Next, I followed Beverly’s instructions for drafting a partial band bra and I made a prototype bra from a stretch satin and power net that I found at an estate sale (yes, I’ve found some great material at estate sales here in the San Francisco Bay Area!). This prototype turned out well, too, except that the band was a bit too long. I knew that when I made the bra again, I would need to reduce the length of the band by one inch overall. Everything else about the fit was spot-on.
So when I gathered the pattern pieces for this lace partial band bra, I knew that I needed to do three modifications, as follows:
First, I divided the band in two parts, one part for the rigid lace and the other part for powernet. Next, I reduced the length of the band by one half inch on each side to make one inch reduction in the overall circumference. This is the drafted pattern pieces for the band.
This is the band with the seam finished with a tricot bias tape that I made. More about how I finished the seams later in this post.
Finally, I had to alter the upper portion of the cup to remove an attachment for the shoulder bands, which would be strap elastic and not the rigid lace. Here is a picture of the altered top cup.
Because this was my first lace bra, and a mockup, I used a sample of lace that I purchased at an estate sale. This was the same estate sale where I purchased the black materials for the prototype bra. I happened upon an estate sale one day this spring while taking a walk in my neighborhood. The previous owner of the home had many lace samples – it appeared that she was a wedding dress designer. This is a picture of the lace sample.
I had very little of the scalloped edge to use for the top of the upper cup, so I knew I had to be very careful how I laid out the upper cups. Note that the low point of the lace scallop was 1/4″ (seam allowance is 1/4″) in from the edge of the cup so that the Low Point of Lace (LOPL) is at the edge of the cups. I positioned the patterns for each cup in a manner so that the cups matched each other. This lace design did not allow me to mirror the cups.
I lined the bra with a very shear tricot from my stash. I used the “stitch and flip” method to attach the lining to the top of the cup, avoiding lining on the top of the scallops.
I also made some bias tape from this lining and covered all of the seams inside the bra. I really like the way it turned out. Just as pretty on the inside as on the outside.

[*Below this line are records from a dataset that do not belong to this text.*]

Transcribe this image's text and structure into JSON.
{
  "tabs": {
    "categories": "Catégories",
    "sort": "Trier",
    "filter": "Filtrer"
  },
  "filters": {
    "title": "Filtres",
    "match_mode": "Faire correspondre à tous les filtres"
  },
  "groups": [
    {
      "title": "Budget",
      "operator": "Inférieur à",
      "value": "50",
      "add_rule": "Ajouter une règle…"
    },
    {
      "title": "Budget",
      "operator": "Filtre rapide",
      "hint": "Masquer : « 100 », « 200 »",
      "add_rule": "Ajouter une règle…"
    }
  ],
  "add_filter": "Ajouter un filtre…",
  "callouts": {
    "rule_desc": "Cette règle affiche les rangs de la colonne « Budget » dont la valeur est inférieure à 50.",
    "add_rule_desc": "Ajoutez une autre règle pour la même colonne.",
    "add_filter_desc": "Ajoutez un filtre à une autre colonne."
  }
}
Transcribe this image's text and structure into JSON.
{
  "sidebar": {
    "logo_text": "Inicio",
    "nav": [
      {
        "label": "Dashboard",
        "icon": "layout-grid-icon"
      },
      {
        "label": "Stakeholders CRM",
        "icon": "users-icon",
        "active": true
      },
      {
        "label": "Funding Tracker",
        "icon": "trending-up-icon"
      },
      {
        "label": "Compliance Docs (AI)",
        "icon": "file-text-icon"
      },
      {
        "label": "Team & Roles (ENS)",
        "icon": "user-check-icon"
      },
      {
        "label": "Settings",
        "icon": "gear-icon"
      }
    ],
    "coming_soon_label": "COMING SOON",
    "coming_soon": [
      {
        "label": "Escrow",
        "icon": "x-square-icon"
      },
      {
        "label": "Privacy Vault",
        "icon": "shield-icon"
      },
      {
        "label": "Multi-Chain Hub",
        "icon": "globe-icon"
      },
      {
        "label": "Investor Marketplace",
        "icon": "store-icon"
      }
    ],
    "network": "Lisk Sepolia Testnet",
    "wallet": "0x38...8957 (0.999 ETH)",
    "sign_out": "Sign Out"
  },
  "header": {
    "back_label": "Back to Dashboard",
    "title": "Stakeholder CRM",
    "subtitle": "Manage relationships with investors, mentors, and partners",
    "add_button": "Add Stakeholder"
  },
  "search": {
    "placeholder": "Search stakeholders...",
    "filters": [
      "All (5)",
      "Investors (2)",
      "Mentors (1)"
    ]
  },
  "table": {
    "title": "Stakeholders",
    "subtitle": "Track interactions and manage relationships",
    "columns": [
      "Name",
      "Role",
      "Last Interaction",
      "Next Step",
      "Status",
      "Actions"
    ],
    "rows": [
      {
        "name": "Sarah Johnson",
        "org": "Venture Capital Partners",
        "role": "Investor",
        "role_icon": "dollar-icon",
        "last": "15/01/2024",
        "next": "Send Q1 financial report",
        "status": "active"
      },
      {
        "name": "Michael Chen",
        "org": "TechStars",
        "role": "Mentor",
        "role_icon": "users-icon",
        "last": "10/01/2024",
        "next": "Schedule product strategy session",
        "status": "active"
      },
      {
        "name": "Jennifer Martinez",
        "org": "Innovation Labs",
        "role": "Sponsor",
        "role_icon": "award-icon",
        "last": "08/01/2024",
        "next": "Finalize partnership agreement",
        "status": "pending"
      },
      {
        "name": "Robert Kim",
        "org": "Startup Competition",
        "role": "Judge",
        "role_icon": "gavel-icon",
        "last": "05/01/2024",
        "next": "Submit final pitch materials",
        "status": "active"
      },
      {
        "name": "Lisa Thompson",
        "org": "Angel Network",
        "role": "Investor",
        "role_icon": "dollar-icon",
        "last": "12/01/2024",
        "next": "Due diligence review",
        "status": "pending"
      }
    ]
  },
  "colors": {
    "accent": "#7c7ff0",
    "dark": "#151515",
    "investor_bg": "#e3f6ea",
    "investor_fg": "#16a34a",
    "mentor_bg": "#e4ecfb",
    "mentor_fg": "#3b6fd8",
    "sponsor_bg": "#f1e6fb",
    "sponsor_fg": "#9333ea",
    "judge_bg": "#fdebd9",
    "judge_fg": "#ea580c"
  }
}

In the next post, I will write about the panties, which were made using a Kwik Sew pattern, and the same lace as the bra. Thank you for reading about the making of my first lace bra!